The Canal & River Trust's annual national boat count shows that licence evasion on its waterways is at its lowest-ever level, with 96.9% of boats holding up-to-date licences (2017: 96.3%).

Jon Horsfall, interim head of boating at The Canal & River Trust, said: "This is a fantastic achievement for our boat licensing customer support team. They are out every day helping boaters with their licence requirements and trying to find ways to work things out when a boater might run into problems.

"When boaters talk to us about difficulties they may be having, we are nearly always able to come up with a solution to keep them licensed.

Why it matters

"It's important that boats are licensed correctly. Not only does this mean they're insured and hold a boat safety certificate, but it means they're playing their part in contributing to the huge task of keeping our canals and rivers open.

"The income from boat licensing is crucial - in 2017/18 leisure licences contributed £20.2m, around 10% of total income - and it's important that it's shared fairly by everyone who keeps a boat on our waterways.

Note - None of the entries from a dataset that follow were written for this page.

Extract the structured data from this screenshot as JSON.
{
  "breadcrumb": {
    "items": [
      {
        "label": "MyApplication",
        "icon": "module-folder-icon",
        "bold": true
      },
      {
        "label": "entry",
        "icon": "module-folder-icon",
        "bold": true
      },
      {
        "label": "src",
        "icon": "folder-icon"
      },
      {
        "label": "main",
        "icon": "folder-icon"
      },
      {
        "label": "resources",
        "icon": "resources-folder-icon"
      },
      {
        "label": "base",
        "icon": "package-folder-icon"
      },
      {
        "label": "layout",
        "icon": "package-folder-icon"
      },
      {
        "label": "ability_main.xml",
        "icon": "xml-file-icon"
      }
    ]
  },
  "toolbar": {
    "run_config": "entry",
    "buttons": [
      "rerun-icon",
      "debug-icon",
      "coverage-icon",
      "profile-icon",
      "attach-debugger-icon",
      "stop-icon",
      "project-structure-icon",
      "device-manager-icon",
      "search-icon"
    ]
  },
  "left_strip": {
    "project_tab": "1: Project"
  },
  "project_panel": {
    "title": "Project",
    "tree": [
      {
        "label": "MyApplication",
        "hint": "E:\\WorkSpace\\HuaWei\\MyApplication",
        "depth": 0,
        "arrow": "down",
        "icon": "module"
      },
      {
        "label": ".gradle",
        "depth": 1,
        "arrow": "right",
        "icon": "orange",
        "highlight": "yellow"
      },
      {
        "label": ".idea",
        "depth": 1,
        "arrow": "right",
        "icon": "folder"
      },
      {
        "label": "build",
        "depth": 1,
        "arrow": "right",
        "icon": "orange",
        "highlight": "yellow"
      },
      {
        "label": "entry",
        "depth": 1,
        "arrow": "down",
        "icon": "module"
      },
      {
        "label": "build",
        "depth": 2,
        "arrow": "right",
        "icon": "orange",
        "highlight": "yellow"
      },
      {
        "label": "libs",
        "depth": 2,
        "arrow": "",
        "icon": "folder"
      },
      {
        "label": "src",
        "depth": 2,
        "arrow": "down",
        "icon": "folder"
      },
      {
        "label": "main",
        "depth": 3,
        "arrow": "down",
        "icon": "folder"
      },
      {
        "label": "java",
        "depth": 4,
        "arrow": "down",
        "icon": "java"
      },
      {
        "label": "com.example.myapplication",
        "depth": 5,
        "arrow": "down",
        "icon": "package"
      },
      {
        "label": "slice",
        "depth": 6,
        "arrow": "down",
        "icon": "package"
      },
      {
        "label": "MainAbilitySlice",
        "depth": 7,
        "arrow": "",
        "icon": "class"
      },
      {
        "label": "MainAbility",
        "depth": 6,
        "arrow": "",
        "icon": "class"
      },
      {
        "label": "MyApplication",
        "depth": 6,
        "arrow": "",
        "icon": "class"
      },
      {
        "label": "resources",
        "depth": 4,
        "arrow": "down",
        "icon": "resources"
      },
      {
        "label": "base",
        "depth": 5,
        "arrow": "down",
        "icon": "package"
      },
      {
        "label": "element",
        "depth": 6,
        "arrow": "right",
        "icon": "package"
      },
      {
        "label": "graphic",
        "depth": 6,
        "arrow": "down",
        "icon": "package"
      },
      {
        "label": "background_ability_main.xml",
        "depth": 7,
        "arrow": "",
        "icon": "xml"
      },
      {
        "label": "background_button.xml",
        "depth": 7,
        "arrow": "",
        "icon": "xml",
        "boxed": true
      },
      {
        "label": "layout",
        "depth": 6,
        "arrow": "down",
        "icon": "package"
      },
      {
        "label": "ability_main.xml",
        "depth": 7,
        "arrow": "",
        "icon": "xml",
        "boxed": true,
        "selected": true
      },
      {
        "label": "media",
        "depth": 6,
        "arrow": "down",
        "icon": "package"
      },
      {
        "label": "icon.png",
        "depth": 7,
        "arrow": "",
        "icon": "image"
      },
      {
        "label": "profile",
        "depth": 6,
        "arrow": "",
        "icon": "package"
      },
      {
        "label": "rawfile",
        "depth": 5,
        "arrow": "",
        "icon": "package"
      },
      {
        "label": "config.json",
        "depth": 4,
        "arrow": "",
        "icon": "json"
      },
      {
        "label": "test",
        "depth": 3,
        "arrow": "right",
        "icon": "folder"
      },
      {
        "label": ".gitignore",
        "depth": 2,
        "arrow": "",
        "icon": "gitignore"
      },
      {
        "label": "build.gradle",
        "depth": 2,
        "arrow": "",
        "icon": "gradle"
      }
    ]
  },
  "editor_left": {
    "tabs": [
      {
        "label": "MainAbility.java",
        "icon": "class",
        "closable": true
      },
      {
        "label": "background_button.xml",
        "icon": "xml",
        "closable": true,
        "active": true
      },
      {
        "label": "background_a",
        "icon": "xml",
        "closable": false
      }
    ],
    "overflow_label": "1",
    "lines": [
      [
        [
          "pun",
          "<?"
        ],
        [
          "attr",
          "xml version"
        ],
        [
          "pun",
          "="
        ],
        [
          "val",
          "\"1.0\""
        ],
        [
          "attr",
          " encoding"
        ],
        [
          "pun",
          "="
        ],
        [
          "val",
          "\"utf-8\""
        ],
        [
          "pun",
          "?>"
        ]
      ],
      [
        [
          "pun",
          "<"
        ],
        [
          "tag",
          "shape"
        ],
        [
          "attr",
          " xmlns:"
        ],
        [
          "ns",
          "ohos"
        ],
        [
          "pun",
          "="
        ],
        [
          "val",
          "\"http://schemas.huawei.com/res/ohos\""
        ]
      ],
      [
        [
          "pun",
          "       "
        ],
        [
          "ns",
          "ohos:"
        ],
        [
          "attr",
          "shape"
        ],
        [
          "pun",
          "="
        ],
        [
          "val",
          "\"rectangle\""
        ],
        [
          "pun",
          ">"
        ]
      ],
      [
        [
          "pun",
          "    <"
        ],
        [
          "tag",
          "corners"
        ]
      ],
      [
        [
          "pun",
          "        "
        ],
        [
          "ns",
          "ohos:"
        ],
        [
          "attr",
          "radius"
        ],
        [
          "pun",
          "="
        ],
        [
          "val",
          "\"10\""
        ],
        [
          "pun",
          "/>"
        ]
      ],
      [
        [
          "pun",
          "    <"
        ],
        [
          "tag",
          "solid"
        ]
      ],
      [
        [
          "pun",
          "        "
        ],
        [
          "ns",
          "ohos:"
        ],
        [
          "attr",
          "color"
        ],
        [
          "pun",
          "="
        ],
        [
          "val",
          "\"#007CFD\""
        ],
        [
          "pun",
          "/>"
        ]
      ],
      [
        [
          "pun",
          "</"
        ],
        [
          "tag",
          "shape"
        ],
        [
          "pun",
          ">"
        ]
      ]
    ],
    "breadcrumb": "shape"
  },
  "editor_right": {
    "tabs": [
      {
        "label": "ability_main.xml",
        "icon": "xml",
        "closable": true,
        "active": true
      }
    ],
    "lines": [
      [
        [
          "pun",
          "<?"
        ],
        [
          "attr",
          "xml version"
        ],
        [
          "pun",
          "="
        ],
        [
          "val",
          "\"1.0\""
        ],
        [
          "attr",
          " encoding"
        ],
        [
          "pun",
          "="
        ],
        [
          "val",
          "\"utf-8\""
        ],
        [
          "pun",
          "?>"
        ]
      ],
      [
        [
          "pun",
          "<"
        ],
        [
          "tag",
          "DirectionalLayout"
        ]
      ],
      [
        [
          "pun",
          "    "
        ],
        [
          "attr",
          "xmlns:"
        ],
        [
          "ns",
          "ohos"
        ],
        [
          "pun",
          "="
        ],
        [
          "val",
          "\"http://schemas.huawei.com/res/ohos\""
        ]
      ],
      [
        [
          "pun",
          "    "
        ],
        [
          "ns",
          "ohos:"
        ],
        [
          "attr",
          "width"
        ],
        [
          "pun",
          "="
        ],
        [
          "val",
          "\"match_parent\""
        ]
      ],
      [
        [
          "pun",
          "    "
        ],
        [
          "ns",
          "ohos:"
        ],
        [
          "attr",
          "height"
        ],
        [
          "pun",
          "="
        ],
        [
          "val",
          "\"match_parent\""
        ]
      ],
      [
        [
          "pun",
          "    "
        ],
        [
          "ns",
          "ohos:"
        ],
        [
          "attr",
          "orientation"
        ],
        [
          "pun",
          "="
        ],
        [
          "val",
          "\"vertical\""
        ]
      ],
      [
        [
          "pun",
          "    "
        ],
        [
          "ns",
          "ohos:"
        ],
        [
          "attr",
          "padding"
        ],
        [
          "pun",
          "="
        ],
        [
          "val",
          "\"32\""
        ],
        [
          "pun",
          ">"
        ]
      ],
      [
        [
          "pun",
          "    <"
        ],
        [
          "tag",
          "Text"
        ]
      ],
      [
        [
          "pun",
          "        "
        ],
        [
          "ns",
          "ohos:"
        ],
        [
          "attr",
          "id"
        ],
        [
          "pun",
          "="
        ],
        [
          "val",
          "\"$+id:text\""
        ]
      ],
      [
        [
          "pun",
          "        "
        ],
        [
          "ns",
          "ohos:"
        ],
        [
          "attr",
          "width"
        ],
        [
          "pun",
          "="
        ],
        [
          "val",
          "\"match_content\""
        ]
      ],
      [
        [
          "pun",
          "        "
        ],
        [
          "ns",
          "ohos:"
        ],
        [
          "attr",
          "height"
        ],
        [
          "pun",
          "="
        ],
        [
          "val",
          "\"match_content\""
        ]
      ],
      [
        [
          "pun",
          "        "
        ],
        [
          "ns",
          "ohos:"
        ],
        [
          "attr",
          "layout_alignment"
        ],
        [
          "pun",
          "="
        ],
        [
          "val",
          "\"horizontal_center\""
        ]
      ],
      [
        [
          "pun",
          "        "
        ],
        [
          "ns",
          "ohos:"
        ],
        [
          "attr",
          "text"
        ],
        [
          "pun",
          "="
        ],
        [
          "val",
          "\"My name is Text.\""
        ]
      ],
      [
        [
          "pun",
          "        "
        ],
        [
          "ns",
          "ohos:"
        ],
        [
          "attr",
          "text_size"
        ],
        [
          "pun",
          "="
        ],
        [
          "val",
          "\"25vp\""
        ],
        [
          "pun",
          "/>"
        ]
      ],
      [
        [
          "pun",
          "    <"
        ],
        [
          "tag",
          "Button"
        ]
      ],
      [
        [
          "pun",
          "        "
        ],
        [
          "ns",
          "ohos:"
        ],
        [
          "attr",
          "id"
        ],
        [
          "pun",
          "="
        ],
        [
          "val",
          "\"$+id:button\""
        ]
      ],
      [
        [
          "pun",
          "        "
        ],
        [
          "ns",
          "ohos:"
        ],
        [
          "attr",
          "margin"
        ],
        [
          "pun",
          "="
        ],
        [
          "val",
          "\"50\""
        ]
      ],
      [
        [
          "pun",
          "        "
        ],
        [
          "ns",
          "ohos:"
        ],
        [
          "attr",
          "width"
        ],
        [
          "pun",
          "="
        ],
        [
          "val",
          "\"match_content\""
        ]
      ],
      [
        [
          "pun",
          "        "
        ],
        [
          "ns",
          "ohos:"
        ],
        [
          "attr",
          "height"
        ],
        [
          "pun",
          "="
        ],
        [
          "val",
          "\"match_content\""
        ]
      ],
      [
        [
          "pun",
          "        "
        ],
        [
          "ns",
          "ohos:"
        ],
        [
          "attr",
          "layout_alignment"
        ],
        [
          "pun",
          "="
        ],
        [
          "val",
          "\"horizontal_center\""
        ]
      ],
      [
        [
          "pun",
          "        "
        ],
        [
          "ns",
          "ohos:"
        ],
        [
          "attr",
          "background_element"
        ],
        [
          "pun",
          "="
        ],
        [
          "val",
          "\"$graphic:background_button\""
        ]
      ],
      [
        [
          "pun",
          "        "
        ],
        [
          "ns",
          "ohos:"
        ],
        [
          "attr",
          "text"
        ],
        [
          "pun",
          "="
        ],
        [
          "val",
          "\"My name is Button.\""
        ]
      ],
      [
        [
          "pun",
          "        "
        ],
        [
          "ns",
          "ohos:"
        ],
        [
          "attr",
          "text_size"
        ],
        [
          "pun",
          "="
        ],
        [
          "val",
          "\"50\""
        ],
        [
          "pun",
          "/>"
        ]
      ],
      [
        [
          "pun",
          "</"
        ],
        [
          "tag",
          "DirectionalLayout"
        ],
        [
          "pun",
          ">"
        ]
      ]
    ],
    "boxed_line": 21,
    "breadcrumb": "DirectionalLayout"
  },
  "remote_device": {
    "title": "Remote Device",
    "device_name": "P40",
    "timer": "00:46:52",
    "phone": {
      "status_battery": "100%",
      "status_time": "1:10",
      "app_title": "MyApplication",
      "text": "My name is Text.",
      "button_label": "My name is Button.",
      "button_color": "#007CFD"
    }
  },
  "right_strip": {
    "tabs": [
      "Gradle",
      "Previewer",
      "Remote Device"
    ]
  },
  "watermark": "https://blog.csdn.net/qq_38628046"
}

"Unfortunately, a small minority continue to enjoy the benefits of boating on the waterways without putting anything back to fund their upkeep. In 2017/18 we had to remove 108 boats from our canals and rivers as they were unlicensed or in breach of our terms and conditions."

Changing boating landscape  

The National Boat Count also paints a picture of the changing numbers of boats across the country. The Trust's waterways in London have seen growth slowing: up 2.4%, compared to growth of over 9% in 2016/17. The North also saw an increase of 2.3%, while other areas remained static.

The survey, completed in March, records boats on waterways across England & Wales and provides a comprehensive snap-shot of licence evasion. The information is used to support the day-to-day work carried out by the Canal & River Trust.

Image courtesy of Ian Bradbury HCS.